What is the right thing to do?
We want to do the right thing. And I’m not necessarily talking about the ethical or moral thing. We can be a little more gritty, a little more earthly – a little more personal than that. When I say we want to do the right thing, I mean: we want to make the decision, choose the action, take the course, that will give the best outcome. Let’s say for ourselves, and ipso facto, for all life around us.
But what is the right thing? That always seems to be the difficult question, our sticking point – the place we get stuck. How, in any present moment or circumstance, do we know what the right thing to do is?
Now this is a big question, and I’m not going to pretend to answer it now for us all, once and for all. I am a firm believer that the impossible is possible and still, I’m not a lunatic. Instead, I just want to point something out; because I think we think we get stuck on this question more often than we actually do. We think we are unsure about which action is the right one to take; when in fact we are unsure about its consequence or result.
Now wait. Was that sentence confusing?: We think we are unsure about which action is the right one, when in fact we are unsure about where it will lead. But isn’t the definition of ‘right’ action, especially the way I characterized it above, that it leads to highest and best outcome? Well, yes. But thinking about it this way is bound to get you stuck, because, unless you are willfully clairvoyant, you never know what the outcome of any action is going to be. So if you try to test your choices and decisions by predicting outcomes, it is always going to be a game of probability: it’s gambling, and it feels that way – risky, and uncertain. (And, unless you get a rush from this kind play, it will feel disempowering too.)
There is a difference between knowing what the right thing is, and knowing the result of taking that action. You have a better chance of knowing the former than the latter. I suggest feeling it out instead of thinking it out. Thinking it out tends to get us stuck in the trying to find certainty about where a particular path or decision will lead. We can think, conjecture, guess, but we can’t know, and so we get stuck. Feelings provide further information.
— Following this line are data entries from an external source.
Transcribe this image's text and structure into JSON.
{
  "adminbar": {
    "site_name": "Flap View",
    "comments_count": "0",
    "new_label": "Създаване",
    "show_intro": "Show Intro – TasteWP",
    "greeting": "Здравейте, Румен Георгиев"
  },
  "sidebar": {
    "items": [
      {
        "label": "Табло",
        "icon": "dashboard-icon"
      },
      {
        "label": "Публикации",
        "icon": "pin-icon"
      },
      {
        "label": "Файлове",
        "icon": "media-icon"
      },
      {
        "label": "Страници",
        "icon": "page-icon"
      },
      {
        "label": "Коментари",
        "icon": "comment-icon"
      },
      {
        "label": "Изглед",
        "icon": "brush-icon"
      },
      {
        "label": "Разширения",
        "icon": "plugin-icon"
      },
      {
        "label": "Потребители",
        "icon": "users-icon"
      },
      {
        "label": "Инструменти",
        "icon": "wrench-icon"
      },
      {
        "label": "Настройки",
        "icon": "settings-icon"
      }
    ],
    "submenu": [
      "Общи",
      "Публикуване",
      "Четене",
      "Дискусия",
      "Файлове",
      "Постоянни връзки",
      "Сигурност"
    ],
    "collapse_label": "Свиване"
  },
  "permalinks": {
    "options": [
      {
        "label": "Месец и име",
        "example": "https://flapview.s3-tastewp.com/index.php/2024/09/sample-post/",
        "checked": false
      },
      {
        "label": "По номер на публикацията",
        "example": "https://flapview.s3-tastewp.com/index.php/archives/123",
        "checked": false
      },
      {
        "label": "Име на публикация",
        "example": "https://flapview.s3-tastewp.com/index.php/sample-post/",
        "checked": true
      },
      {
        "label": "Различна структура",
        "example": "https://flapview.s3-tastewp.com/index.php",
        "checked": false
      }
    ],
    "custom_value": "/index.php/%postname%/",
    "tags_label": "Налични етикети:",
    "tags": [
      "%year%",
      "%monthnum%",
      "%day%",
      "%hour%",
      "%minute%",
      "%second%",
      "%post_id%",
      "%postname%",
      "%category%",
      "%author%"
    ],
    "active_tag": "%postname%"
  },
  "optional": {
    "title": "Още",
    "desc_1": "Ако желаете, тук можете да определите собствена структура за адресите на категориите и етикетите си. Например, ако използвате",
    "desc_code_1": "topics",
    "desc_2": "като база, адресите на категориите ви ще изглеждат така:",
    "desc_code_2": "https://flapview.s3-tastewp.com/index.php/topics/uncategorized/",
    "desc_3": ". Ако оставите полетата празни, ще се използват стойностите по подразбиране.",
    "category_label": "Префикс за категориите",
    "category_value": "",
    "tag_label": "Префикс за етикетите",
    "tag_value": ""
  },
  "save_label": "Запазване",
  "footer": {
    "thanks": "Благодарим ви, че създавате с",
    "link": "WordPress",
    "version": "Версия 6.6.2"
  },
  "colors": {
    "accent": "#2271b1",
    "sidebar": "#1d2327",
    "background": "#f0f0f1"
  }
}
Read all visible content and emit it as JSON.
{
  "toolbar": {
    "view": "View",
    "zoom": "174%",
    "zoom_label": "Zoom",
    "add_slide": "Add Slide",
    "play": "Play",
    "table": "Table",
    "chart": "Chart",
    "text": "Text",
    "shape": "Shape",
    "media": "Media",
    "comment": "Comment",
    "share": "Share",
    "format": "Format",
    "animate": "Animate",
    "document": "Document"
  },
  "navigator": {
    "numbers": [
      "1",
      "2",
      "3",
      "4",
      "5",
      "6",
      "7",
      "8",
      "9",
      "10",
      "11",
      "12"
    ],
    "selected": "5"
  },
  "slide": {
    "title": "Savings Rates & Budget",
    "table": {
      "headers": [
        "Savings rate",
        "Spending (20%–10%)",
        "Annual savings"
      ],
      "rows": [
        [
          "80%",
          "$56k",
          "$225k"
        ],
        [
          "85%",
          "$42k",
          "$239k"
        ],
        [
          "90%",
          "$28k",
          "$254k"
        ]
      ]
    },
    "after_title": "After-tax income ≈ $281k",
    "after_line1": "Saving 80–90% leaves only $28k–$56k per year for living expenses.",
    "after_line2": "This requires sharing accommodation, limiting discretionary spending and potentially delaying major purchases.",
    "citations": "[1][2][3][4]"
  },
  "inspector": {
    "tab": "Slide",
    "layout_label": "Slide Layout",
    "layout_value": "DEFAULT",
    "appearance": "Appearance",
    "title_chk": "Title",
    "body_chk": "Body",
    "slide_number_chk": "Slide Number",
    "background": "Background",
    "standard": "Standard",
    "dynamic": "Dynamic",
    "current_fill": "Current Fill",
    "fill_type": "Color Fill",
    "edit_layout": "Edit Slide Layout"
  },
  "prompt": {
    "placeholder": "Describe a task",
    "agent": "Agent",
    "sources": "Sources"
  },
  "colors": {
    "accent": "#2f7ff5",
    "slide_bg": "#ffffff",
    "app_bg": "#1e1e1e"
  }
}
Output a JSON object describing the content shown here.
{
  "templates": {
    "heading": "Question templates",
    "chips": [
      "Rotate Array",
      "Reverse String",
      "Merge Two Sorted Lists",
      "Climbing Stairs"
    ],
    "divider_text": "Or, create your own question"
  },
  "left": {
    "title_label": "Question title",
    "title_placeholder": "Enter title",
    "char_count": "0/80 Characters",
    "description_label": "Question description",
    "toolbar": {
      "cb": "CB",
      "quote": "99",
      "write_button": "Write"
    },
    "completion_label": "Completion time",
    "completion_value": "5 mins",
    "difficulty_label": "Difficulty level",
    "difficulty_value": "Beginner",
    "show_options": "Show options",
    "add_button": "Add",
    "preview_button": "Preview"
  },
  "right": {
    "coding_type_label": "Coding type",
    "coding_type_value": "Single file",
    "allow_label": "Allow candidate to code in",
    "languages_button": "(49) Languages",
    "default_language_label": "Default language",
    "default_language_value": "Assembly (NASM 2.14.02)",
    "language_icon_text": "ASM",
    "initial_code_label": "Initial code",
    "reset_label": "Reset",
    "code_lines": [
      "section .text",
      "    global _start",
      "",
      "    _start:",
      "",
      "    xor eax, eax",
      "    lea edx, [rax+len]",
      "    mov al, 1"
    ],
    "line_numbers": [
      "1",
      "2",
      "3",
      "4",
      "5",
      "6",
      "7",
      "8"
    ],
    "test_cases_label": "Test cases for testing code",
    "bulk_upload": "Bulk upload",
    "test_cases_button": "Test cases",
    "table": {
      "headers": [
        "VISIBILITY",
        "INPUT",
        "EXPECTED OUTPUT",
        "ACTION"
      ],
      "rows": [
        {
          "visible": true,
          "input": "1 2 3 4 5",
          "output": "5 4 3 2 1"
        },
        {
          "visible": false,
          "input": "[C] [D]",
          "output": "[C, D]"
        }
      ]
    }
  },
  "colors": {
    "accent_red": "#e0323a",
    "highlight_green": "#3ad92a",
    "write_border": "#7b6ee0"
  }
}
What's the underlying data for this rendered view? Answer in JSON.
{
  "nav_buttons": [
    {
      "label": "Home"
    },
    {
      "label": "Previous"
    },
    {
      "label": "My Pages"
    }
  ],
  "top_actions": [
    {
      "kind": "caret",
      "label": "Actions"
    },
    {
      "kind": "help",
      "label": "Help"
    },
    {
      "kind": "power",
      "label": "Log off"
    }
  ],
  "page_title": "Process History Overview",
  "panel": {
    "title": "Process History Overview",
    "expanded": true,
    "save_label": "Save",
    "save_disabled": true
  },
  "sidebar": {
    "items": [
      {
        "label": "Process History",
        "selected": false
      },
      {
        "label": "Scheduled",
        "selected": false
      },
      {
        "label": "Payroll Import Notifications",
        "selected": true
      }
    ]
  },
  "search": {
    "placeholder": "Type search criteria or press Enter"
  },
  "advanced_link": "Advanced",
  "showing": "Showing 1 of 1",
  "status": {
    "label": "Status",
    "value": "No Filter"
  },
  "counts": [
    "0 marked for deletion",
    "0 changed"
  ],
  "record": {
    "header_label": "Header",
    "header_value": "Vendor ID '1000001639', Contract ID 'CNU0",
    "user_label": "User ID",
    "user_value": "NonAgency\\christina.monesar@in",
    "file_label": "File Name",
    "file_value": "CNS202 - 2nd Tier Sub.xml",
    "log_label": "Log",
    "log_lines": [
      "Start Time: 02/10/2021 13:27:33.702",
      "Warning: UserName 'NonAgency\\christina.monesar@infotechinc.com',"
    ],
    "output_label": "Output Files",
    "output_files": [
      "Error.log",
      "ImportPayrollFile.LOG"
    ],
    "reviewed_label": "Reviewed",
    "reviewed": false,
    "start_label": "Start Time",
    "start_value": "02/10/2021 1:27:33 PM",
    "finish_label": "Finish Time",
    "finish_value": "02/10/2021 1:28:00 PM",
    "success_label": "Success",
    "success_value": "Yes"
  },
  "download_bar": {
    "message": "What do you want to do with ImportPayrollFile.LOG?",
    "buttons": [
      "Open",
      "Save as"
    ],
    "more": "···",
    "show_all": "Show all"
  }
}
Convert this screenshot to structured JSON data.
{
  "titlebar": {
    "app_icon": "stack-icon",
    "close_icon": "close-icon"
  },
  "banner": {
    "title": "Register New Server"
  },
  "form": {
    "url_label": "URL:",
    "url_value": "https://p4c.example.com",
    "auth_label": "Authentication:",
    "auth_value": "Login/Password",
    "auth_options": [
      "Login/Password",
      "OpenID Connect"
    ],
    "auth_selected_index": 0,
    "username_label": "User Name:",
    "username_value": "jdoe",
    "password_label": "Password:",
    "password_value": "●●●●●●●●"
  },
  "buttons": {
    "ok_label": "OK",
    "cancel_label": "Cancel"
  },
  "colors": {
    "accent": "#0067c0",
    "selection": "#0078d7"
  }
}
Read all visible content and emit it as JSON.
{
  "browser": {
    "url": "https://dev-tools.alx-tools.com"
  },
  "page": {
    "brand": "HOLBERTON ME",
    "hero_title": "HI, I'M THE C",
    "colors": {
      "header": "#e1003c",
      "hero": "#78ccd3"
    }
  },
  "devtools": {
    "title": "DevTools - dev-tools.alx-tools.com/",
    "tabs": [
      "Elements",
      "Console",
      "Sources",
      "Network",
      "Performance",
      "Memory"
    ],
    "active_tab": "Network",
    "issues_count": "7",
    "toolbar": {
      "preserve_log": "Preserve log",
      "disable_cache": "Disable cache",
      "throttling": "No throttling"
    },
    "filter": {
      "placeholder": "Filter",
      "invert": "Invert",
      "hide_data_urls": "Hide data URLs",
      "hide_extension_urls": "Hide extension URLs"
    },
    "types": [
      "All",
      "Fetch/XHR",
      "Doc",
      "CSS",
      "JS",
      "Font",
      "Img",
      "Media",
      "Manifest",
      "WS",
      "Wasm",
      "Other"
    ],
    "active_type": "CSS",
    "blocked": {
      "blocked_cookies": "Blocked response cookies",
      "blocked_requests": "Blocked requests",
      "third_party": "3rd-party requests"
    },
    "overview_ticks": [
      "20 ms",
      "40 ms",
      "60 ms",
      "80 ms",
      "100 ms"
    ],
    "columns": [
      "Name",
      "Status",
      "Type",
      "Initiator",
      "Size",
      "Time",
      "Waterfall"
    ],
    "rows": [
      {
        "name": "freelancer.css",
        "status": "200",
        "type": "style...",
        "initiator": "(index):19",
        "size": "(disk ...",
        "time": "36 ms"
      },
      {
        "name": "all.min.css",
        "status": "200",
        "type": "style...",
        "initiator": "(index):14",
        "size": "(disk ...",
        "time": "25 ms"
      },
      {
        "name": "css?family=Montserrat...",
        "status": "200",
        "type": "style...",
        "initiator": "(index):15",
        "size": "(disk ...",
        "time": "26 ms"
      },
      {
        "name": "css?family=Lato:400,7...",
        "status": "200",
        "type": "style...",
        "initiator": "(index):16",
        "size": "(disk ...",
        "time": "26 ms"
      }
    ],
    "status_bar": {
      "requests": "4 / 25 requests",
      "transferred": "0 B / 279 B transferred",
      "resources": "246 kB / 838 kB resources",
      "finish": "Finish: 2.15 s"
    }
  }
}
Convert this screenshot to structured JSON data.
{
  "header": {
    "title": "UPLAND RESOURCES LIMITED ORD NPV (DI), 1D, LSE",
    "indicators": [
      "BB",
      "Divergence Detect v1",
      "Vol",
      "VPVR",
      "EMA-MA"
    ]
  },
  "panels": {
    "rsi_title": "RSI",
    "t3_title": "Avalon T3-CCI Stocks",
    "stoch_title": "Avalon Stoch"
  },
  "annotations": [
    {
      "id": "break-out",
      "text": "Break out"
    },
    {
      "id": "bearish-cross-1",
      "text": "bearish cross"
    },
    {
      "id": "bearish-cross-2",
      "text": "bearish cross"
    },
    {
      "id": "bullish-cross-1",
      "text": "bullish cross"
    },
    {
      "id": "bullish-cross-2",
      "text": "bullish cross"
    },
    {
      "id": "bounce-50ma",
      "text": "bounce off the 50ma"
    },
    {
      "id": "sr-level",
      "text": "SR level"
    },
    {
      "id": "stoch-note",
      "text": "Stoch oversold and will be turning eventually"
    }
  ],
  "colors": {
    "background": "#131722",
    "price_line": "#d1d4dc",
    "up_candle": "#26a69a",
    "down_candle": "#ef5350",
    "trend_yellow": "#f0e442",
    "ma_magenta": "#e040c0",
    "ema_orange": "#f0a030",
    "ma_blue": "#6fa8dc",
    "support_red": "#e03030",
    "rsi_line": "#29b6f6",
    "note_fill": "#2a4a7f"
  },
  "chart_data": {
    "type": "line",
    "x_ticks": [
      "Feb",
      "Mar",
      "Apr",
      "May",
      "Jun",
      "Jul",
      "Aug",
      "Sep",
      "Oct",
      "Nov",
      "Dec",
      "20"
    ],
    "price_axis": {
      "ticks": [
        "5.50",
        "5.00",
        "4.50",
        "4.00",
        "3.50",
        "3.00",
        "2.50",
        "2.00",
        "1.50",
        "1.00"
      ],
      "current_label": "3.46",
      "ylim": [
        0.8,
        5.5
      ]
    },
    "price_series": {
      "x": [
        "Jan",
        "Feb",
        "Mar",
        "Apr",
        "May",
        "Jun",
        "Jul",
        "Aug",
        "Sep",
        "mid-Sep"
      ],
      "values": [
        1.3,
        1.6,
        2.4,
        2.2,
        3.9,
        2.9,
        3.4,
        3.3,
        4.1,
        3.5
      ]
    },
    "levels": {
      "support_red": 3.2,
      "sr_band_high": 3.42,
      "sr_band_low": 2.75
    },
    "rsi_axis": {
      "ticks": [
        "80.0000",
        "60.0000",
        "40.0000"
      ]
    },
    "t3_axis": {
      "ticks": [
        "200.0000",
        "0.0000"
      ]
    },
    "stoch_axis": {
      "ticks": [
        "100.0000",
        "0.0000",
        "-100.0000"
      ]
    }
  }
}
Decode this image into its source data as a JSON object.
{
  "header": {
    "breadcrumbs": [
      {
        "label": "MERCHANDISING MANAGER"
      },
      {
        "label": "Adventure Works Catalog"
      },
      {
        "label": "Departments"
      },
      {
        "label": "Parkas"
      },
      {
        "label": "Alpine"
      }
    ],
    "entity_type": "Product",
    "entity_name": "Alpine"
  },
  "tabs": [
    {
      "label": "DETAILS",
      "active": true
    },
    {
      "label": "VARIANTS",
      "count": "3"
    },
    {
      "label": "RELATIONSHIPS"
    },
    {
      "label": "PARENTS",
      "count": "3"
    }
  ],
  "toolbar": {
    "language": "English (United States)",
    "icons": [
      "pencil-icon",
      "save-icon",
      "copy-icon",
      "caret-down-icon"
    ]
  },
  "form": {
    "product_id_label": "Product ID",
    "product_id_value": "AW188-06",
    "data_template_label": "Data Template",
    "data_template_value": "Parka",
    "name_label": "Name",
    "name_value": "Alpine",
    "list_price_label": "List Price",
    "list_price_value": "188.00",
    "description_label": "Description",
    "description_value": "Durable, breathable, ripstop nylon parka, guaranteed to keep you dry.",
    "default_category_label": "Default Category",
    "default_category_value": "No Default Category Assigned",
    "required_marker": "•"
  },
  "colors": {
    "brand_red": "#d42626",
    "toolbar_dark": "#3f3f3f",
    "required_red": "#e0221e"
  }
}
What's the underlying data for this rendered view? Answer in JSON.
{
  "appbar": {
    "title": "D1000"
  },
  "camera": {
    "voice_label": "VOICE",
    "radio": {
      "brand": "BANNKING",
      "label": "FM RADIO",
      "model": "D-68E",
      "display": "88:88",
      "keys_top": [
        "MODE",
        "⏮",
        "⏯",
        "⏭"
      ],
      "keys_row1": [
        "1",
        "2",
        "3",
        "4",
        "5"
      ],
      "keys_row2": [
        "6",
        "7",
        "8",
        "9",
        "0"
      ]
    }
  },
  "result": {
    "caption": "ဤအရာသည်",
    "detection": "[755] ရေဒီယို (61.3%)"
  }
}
A few days ago a client came in who, in her own words, was deeply confused about the right thing to do, and in turmoil as a result. She recently left her full-time job to start her own business, and took a part-time job that was visibly sucking the life out of her to make ends meet until her business could pay the bills. She was trying to make it work. It wasn’t working. She could see that. She came up with options. And got to the sticking point: but which of them is the right one? stay? start investing in another part-time? start investing fully in her business? Not knowing, and needing to know, had her stressed, anxious and verging on fried.
I asked her to tell me, not what she thought the right thing to do was, but what she felt it was, and she had a surprising amount of information for someone who was supposed to be ‘completely lost’. High-quality information. She wasn’t actually confused. Unbenounced to herself she would blush every time I pushed her to answer the question, betraying the extent of her knowledge about what was right for her. Incessantly she tried to override this information, this knowing, by repeating: ‘But I don’t how it will end up!’
But this we never know. This cannot be what it means to know the right action/decision/choice in any given moment or circumstance. Choosing well is not about probabilities and predicting the future – unless you’re partial to the gambling routine. Choosing well is about letting go of the future for a moment, so that you can come back to the present and really soak in and soak up all the information contained in it. Choose well and you will get to where you want to go, inevitably.
More often than not, when you do not know what the right thing to do is it is because you are afraid to take the action (and so you literally block it out of your awareness). More often than not, even repression isn’t wholly effective, and you do know. You do kinda, sorta know. You have an inkling. More often than not, when you have an inkling, its more than an inkling. You call it an inkling, you know its a good hunch, and in fact its the truth. But for those less often than most situations, when you really do not know, you can go a long way to figuring it out by relating to your choices through your feeling – not thinking – function: how does it feel to make that decision? To say ‘Yes!’? To say ‘No.’? Then you can use thought, not to try to predict the final outcome, but to project yourself into the experience, and relate to it through your feelings. For example: how would it feel to take that job offer? Picture yourself saying yes – how does it feel? Picture yourself going to work there every day, in and out – take a mundane, extremely typical snapshot in the day – and imagine how it would feel to be living this.
You can tell a lot from your feelings, just as you can tell a lot by watching another person’s reaction (their feelings). I could literally see my client start to wither as she spoke about going to the part-time job; I could see her with more false hope but still essentially the same posture when she thought about trying to find a new part-time job that ‘worked better’. Like a flower turns and moves toward the sun, why do we overlook that we too – beyond our egos and conscious awareness – we too are organisms, that on automatic pilot move toward our suns. Trust your feelings, your intuition, your gut. Trust your posture. At least be curious about them.